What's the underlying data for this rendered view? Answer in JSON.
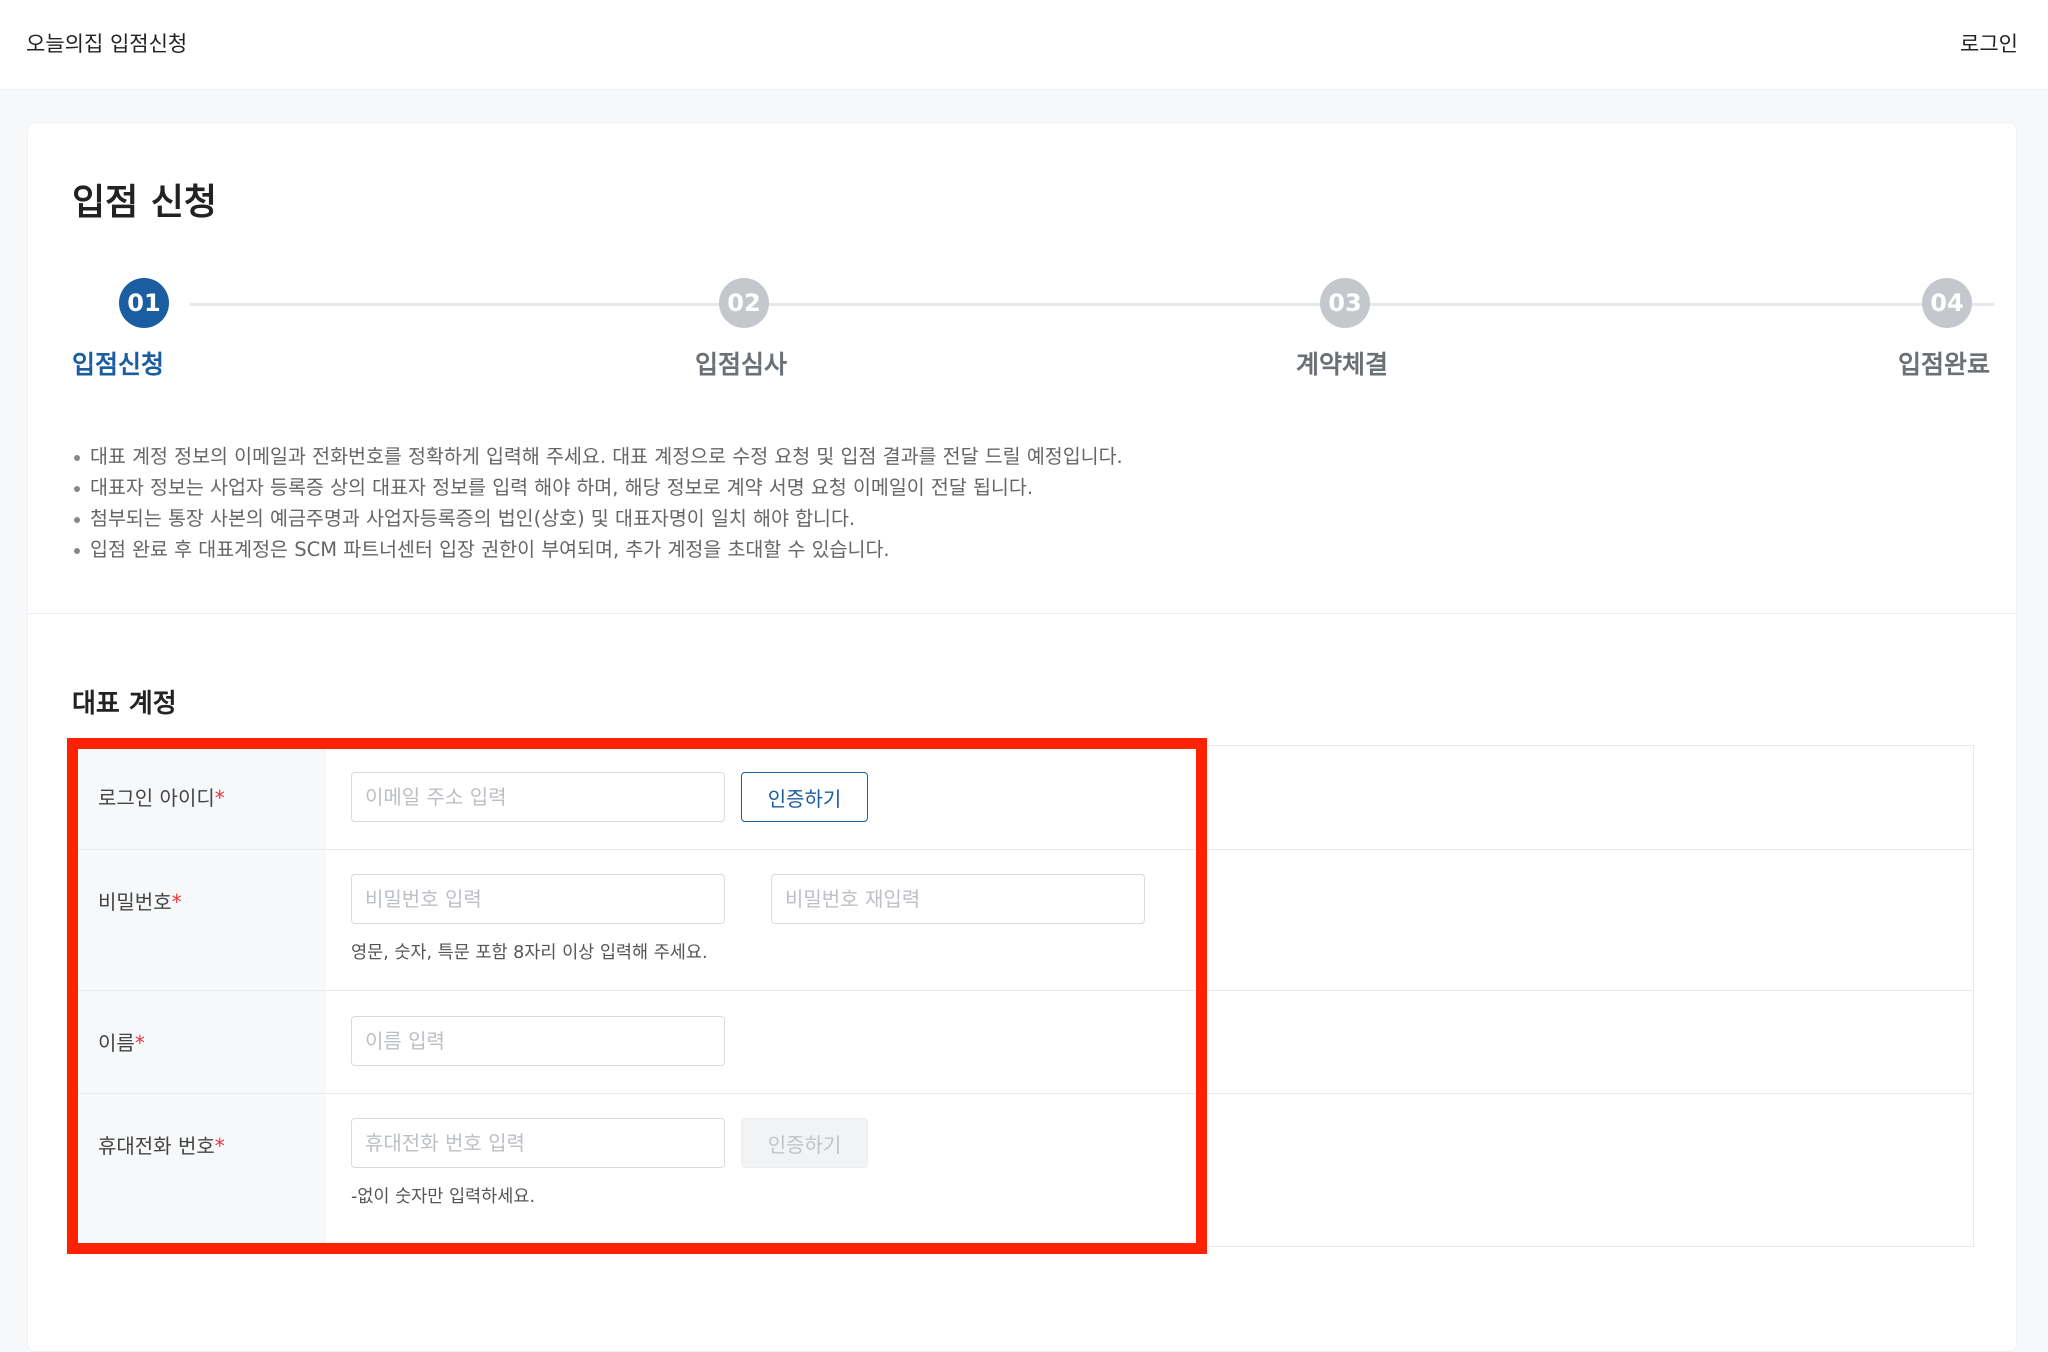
{
  "header": {
    "brand": "오늘의집 입점신청",
    "login": "로그인"
  },
  "page": {
    "title": "입점 신청"
  },
  "steps": [
    {
      "number": "01",
      "label": "입점신청",
      "active": true
    },
    {
      "number": "02",
      "label": "입점심사",
      "active": false
    },
    {
      "number": "03",
      "label": "계약체결",
      "active": false
    },
    {
      "number": "04",
      "label": "입점완료",
      "active": false
    }
  ],
  "notes": [
    "대표 계정 정보의 이메일과 전화번호를 정확하게 입력해 주세요. 대표 계정으로 수정 요청 및 입점 결과를 전달 드릴 예정입니다.",
    "대표자 정보는 사업자 등록증 상의 대표자 정보를 입력 해야 하며, 해당 정보로 계약 서명 요청 이메일이 전달 됩니다.",
    "첨부되는 통장 사본의 예금주명과 사업자등록증의 법인(상호) 및 대표자명이 일치 해야 합니다.",
    "입점 완료 후 대표계정은 SCM 파트너센터 입장 권한이 부여되며, 추가 계정을 초대할 수 있습니다."
  ],
  "section": {
    "title": "대표 계정"
  },
  "form": {
    "login_id": {
      "label": "로그인 아이디",
      "required": "*",
      "placeholder": "이메일 주소 입력",
      "button": "인증하기"
    },
    "password": {
      "label": "비밀번호",
      "required": "*",
      "placeholder": "비밀번호 입력",
      "confirm_placeholder": "비밀번호 재입력",
      "hint": "영문, 숫자, 특문 포함 8자리 이상 입력해 주세요."
    },
    "name": {
      "label": "이름",
      "required": "*",
      "placeholder": "이름 입력"
    },
    "phone": {
      "label": "휴대전화 번호",
      "required": "*",
      "placeholder": "휴대전화 번호 입력",
      "button": "인증하기",
      "hint": "-없이 숫자만 입력하세요."
    }
  },
  "colors": {
    "accent": "#1a5da0",
    "required": "#e8353c",
    "highlight": "#ff2200"
  }
}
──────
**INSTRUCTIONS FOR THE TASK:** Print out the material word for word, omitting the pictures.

**SOLUTION:**
What's the underlying data for this rendered view? Answer in JSON.
{
  "header": {
    "brand": "오늘의집 입점신청",
    "login": "로그인"
  },
  "page": {
    "title": "입점 신청"
  },
  "steps": [
    {
      "number": "01",
      "label": "입점신청",
      "active": true
    },
    {
      "number": "02",
      "label": "입점심사",
      "active": false
    },
    {
      "number": "03",
      "label": "계약체결",
      "active": false
    },
    {
      "number": "04",
      "label": "입점완료",
      "active": false
    }
  ],
  "notes": [
    "대표 계정 정보의 이메일과 전화번호를 정확하게 입력해 주세요. 대표 계정으로 수정 요청 및 입점 결과를 전달 드릴 예정입니다.",
    "대표자 정보는 사업자 등록증 상의 대표자 정보를 입력 해야 하며, 해당 정보로 계약 서명 요청 이메일이 전달 됩니다.",
    "첨부되는 통장 사본의 예금주명과 사업자등록증의 법인(상호) 및 대표자명이 일치 해야 합니다.",
    "입점 완료 후 대표계정은 SCM 파트너센터 입장 권한이 부여되며, 추가 계정을 초대할 수 있습니다."
  ],
  "section": {
    "title": "대표 계정"
  },
  "form": {
    "login_id": {
      "label": "로그인 아이디",
      "required": "*",
      "placeholder": "이메일 주소 입력",
      "button": "인증하기"
    },
    "password": {
      "label": "비밀번호",
      "required": "*",
      "placeholder": "비밀번호 입력",
      "confirm_placeholder": "비밀번호 재입력",
      "hint": "영문, 숫자, 특문 포함 8자리 이상 입력해 주세요."
    },
    "name": {
      "label": "이름",
      "required": "*",
      "placeholder": "이름 입력"
    },
    "phone": {
      "label": "휴대전화 번호",
      "required": "*",
      "placeholder": "휴대전화 번호 입력",
      "button": "인증하기",
      "hint": "-없이 숫자만 입력하세요."
    }
  },
  "colors": {
    "accent": "#1a5da0",
    "required": "#e8353c",
    "highlight": "#ff2200"
  }
}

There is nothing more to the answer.